According to neuro.psychiatryonline.org, as many as 48% of patients with late-stage neuro-Lyme disease may develop hyperacusis, more commonly known as “tinnitus”.
Lyme disease patients can experience an extreme sensitivity to sound, also known as auditory hyperacusis. In some patients it is limited to louder sounds, but in the more severe cases “ordinary” sounds can be very debilitating. The impact can be felt throughout the body, and this condition can affect every aspect of daily living.
“Patients can experience heightened awareness and an inability to tolerate conversation, running water, page turning, the humming of electronic devices, other people’s breathing, etc. These normal everyday sounds become painful and unbearable, and as a result the individual’s ability to leave the home is greatly limited. Patients may also experience an increased startle response and an “electric shock” type feeling.
Sounds can also induce dizziness, and this is called Tullio’s phenomenon. According to Jenifer Nields, MD, “This peculiar short-circuiting of the inner ear’s auditory and vestibular functions is known as the Tullio phenomenon. This phenomenon has been deemed pathognomonic for syphilis, but, as it appears, can occur in Lyme disease as well , and thus provides one more example of the “new great imitator,” Lyme disease, imitating the old “great imitator,” syphilis.

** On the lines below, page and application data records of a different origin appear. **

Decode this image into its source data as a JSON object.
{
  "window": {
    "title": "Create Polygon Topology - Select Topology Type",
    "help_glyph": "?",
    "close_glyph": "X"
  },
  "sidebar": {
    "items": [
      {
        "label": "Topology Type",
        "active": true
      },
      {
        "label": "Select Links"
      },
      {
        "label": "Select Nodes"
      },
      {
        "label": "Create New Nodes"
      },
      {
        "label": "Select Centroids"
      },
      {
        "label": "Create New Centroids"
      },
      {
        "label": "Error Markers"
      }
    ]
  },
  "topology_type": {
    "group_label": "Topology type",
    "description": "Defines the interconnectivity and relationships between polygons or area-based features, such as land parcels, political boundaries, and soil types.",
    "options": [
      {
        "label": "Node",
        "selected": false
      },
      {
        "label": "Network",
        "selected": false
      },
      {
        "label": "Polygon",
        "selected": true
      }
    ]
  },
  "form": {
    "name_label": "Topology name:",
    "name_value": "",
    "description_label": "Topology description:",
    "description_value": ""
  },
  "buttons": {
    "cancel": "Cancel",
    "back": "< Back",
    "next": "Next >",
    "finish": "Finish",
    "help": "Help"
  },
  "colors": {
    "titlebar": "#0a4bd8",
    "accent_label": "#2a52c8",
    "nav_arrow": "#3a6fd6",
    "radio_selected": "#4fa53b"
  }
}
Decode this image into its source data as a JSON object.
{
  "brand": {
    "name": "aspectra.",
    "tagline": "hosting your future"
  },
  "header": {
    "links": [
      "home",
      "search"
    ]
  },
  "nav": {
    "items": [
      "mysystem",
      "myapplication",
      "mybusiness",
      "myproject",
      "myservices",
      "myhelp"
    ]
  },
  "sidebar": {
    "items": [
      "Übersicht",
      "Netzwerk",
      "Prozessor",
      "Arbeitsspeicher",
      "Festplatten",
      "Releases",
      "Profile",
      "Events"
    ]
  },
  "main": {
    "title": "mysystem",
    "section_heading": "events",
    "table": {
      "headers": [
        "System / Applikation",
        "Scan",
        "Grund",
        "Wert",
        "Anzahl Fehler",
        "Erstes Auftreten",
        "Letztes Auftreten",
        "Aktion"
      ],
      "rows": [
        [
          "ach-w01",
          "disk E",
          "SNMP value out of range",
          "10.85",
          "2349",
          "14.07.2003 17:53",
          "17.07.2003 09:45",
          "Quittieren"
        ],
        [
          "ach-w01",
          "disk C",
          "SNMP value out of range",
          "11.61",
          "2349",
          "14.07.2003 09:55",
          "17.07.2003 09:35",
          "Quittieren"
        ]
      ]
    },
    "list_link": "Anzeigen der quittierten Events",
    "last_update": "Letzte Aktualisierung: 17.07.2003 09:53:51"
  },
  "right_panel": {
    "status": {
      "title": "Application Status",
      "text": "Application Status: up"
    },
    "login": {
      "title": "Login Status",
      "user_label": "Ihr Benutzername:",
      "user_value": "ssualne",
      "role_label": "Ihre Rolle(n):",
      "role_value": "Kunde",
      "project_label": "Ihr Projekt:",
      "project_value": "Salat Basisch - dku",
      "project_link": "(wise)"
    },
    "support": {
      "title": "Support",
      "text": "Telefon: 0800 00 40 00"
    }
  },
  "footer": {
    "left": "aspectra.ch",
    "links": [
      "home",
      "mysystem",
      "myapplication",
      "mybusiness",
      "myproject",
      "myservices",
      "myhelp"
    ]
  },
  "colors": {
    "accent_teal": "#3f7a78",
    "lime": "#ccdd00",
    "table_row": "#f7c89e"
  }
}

Well now we have some good news!
“Breakthrough Medical Digest reports on a newly developed non-invasive procedure that allows medical practitioners to pinpoint the area in the brain causing the tinnitus:
“Until now, we had no way of pinpointing the specific location of tinnitus in the brain,” says study co-author Michael D. Seidman, M.D., F.A.C.S., director of the Division of Otologic/Neurotolgic Surgery in the Department of Otolaryngology-Head & Neck Surgery at Henry Ford Hospital.
This imaging technique, magnetoencephalography (MEG), can determine the site of perception of tinnitus in the brain, which could in turn allow physicians to target the area with electrical or chemical therapies to lessen symptoms, according to study results being presented Saturday, Oct. 3 at the American Academy of OtolaryngologyHead & Neck Surgery Foundation Annual Meeting & OTO EXPO.
“Since MEG can detect brain activity occurring at each instant in time, we are able to detect brain activity involved in the network or flow of information across the brain over a 10-minute time interval,” explains co-author Susan M. Bowyer, Ph.D. bioscientific senior researcher, Department of Neurology at Henry Ford Hospital. “Using MEG, we can actually see the areas in the brain that are generating the patient’s tinnitus, which allows us to target it and treat it.”
Imaging techniques currently used to study tinnitus in the brain PET and MRI provide a general location but are not successful at determining the specific site in the brain that is generating tinnitus symptoms.
MEG, by comparison, measures the very small magnetic fields generated by intracellular electrical currents in the neurons of the brain. Only 20 sites in the U.S., including Henry Ford, are equipped with a MEG scanner. MEG is presently used at these sites for pre-surgical brain mapping for patients undergoing surgery for brain tumor removal or Epilepsy treatment.
“With PET and MRI, most of the auditory cortex of the brain lights up with activity during imaging.
MEG, however, is a much more sophisticated machine and it can identify a specific tone or topic point, so only a small area in the brain lights up. It’s like having the lights on in only the city of Detroit, compared to having the lights on in the entire state of Michigan,” explains Dr. Seidman, director of the Otolaryngology Research Laboratory and co-director of the Tinnitus Center at Henry Ford.”
This news should give some of the 50 million sufferers of tinnitus hope for the very first time.